Work instruction: Omitting the pictures, output all of the records precisely as written.

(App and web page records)
******
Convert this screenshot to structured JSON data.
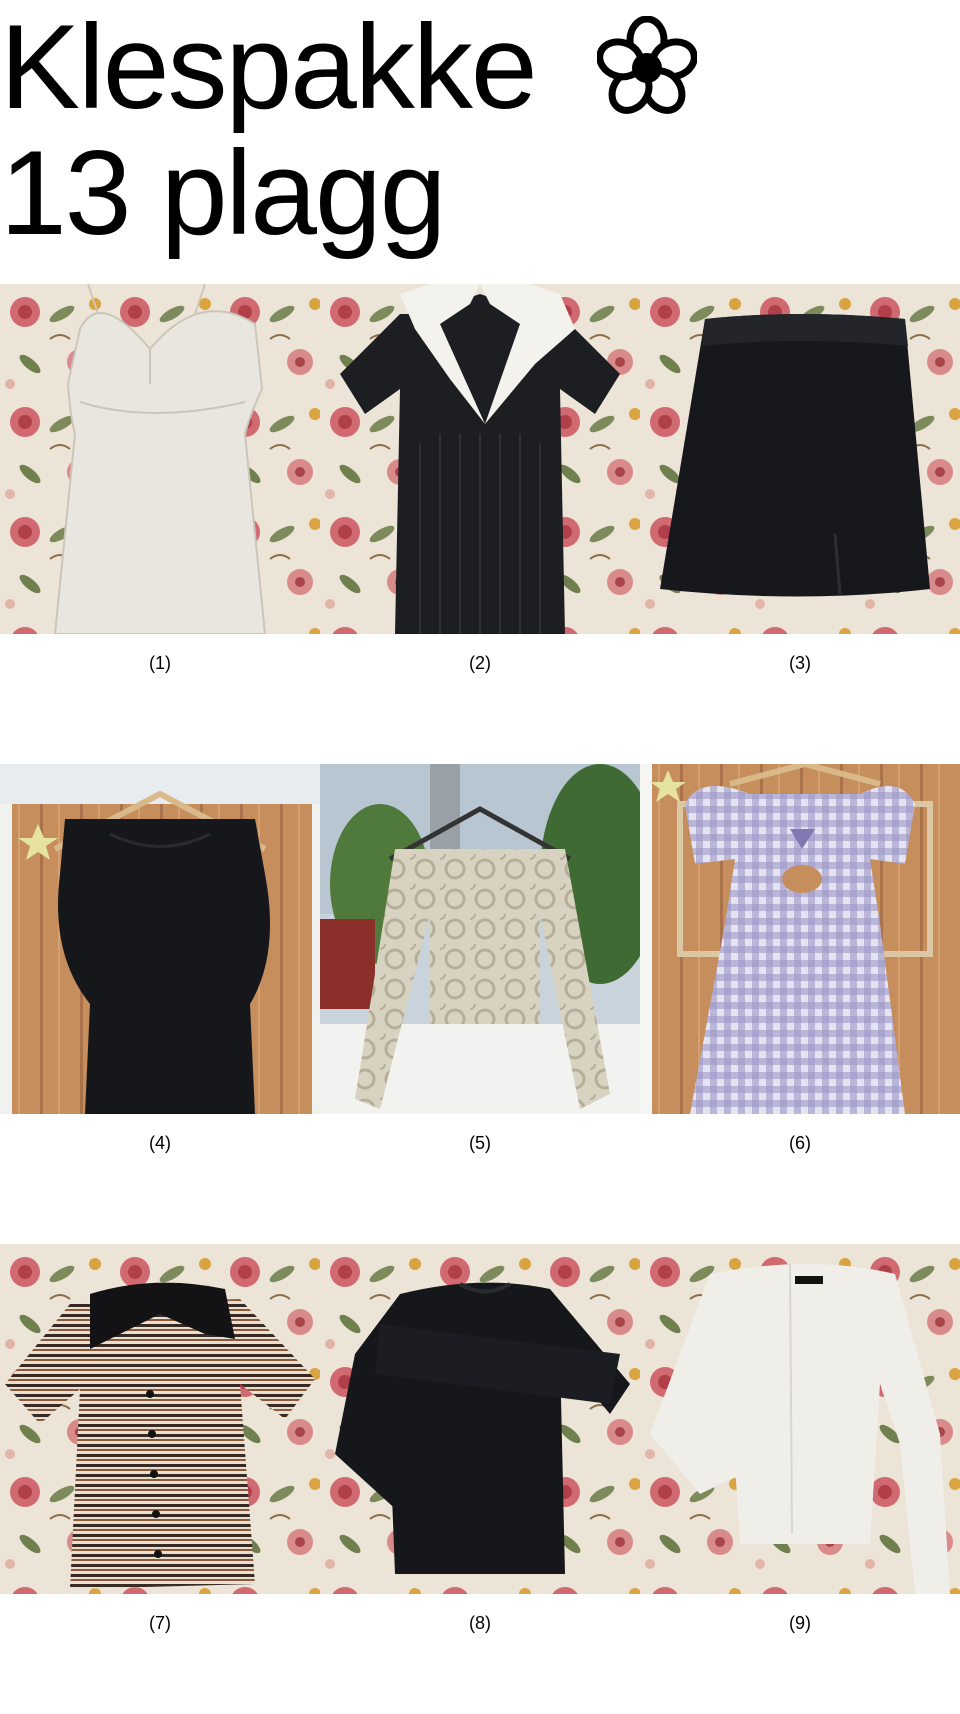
{
  "header": {
    "title_line1": "Klespakke",
    "title_line2": "13 plagg",
    "flower_icon": "flower-icon"
  },
  "items": [
    {
      "caption": "(1)"
    },
    {
      "caption": "(2)"
    },
    {
      "caption": "(3)"
    },
    {
      "caption": "(4)"
    },
    {
      "caption": "(5)"
    },
    {
      "caption": "(6)"
    },
    {
      "caption": "(7)"
    },
    {
      "caption": "(8)"
    },
    {
      "caption": "(9)"
    }
  ],
  "colors": {
    "background": "#ffffff",
    "text": "#000000",
    "floral_base": "#ece4d6",
    "floral_red": "#c9545b",
    "floral_green": "#7d8a5b",
    "wood": "#c58e5c"
  }
}
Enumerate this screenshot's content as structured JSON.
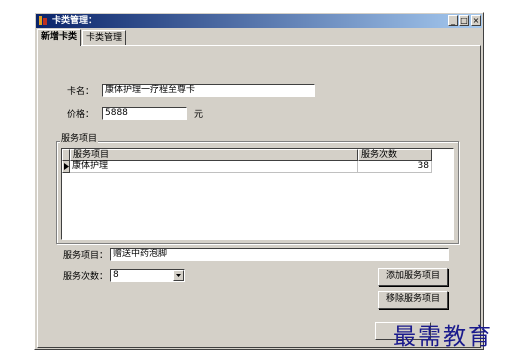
{
  "window": {
    "title": "卡类管理：",
    "controls": {
      "minimize": "_",
      "maximize": "□",
      "close": "×"
    }
  },
  "tabs": [
    {
      "label": "新增卡类",
      "active": true
    },
    {
      "label": "卡类管理",
      "active": false
    }
  ],
  "form": {
    "card_name_label": "卡名：",
    "card_name_value": "康体护理一疗程至尊卡",
    "price_label": "价格：",
    "price_value": "5888",
    "price_unit": "元"
  },
  "services_group": {
    "caption": "服务项目",
    "columns": [
      "服务项目",
      "服务次数"
    ],
    "rows": [
      {
        "item": "康体护理",
        "count": "38"
      }
    ]
  },
  "service_item": {
    "label": "服务项目：",
    "value": "赠送中药泡脚"
  },
  "service_count": {
    "label": "服务次数：",
    "value": "8"
  },
  "buttons": {
    "add": "添加服务项目",
    "remove": "移除服务项目"
  },
  "watermark": "最需教育",
  "icons": [
    "app-icon",
    "combo-arrow-icon",
    "row-indicator-icon"
  ]
}
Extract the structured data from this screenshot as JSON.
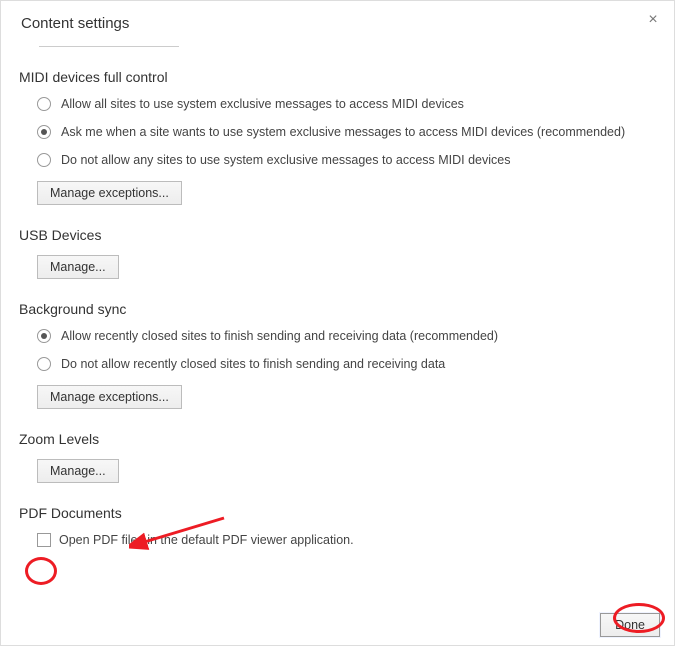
{
  "header": {
    "title": "Content settings"
  },
  "midi": {
    "title": "MIDI devices full control",
    "opt1": "Allow all sites to use system exclusive messages to access MIDI devices",
    "opt2": "Ask me when a site wants to use system exclusive messages to access MIDI devices (recommended)",
    "opt3": "Do not allow any sites to use system exclusive messages to access MIDI devices",
    "manage": "Manage exceptions..."
  },
  "usb": {
    "title": "USB Devices",
    "manage": "Manage..."
  },
  "bgsync": {
    "title": "Background sync",
    "opt1": "Allow recently closed sites to finish sending and receiving data (recommended)",
    "opt2": "Do not allow recently closed sites to finish sending and receiving data",
    "manage": "Manage exceptions..."
  },
  "zoom": {
    "title": "Zoom Levels",
    "manage": "Manage..."
  },
  "pdf": {
    "title": "PDF Documents",
    "opt1": "Open PDF files in the default PDF viewer application."
  },
  "footer": {
    "done": "Done"
  }
}
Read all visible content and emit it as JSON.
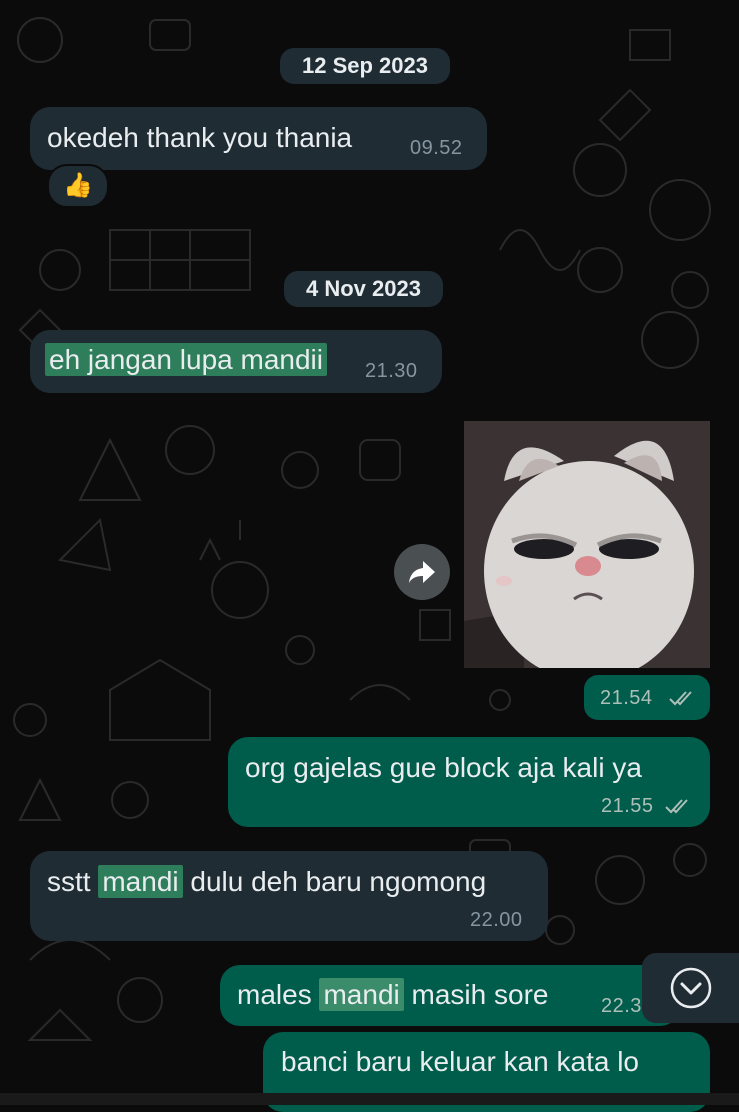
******
Exercise output:
Convert this screenshot to structured JSON data.
{
  "header": {
    "title_line1": "Klespakke",
    "title_line2": "13 plagg",
    "flower_icon": "flower-icon"
  },
  "items": [
    {
      "caption": "(1)"
    },
    {
      "caption": "(2)"
    },
    {
      "caption": "(3)"
    },
    {
      "caption": "(4)"
    },
    {
      "caption": "(5)"
    },
    {
      "caption": "(6)"
    },
    {
      "caption": "(7)"
    },
    {
      "caption": "(8)"
    },
    {
      "caption": "(9)"
    }
  ],
  "colors": {
    "background": "#ffffff",
    "text": "#000000",
    "floral_base": "#ece4d6",
    "floral_red": "#c9545b",
    "floral_green": "#7d8a5b",
    "wood": "#c58e5c"
  }
}
Enumerate this screenshot's content as structured JSON.
{
  "window": {
    "title": "卡类管理：",
    "controls": {
      "minimize": "_",
      "maximize": "□",
      "close": "×"
    }
  },
  "tabs": [
    {
      "label": "新增卡类",
      "active": true
    },
    {
      "label": "卡类管理",
      "active": false
    }
  ],
  "form": {
    "card_name_label": "卡名：",
    "card_name_value": "康体护理一疗程至尊卡",
    "price_label": "价格：",
    "price_value": "5888",
    "price_unit": "元"
  },
  "services_group": {
    "caption": "服务项目",
    "columns": [
      "服务项目",
      "服务次数"
    ],
    "rows": [
      {
        "item": "康体护理",
        "count": "38"
      }
    ]
  },
  "service_item": {
    "label": "服务项目：",
    "value": "赠送中药泡脚"
  },
  "service_count": {
    "label": "服务次数：",
    "value": "8"
  },
  "buttons": {
    "add": "添加服务项目",
    "remove": "移除服务项目"
  },
  "watermark": "最需教育",
  "icons": [
    "app-icon",
    "combo-arrow-icon",
    "row-indicator-icon"
  ]
}
Extract the structured data from this screenshot as JSON.
{
  "header": {
    "title": "Content settings"
  },
  "midi": {
    "title": "MIDI devices full control",
    "opt1": "Allow all sites to use system exclusive messages to access MIDI devices",
    "opt2": "Ask me when a site wants to use system exclusive messages to access MIDI devices (recommended)",
    "opt3": "Do not allow any sites to use system exclusive messages to access MIDI devices",
    "manage": "Manage exceptions..."
  },
  "usb": {
    "title": "USB Devices",
    "manage": "Manage..."
  },
  "bgsync": {
    "title": "Background sync",
    "opt1": "Allow recently closed sites to finish sending and receiving data (recommended)",
    "opt2": "Do not allow recently closed sites to finish sending and receiving data",
    "manage": "Manage exceptions..."
  },
  "zoom": {
    "title": "Zoom Levels",
    "manage": "Manage..."
  },
  "pdf": {
    "title": "PDF Documents",
    "opt1": "Open PDF files in the default PDF viewer application."
  },
  "footer": {
    "done": "Done"
  }
}
Read all visible content and emit it as JSON.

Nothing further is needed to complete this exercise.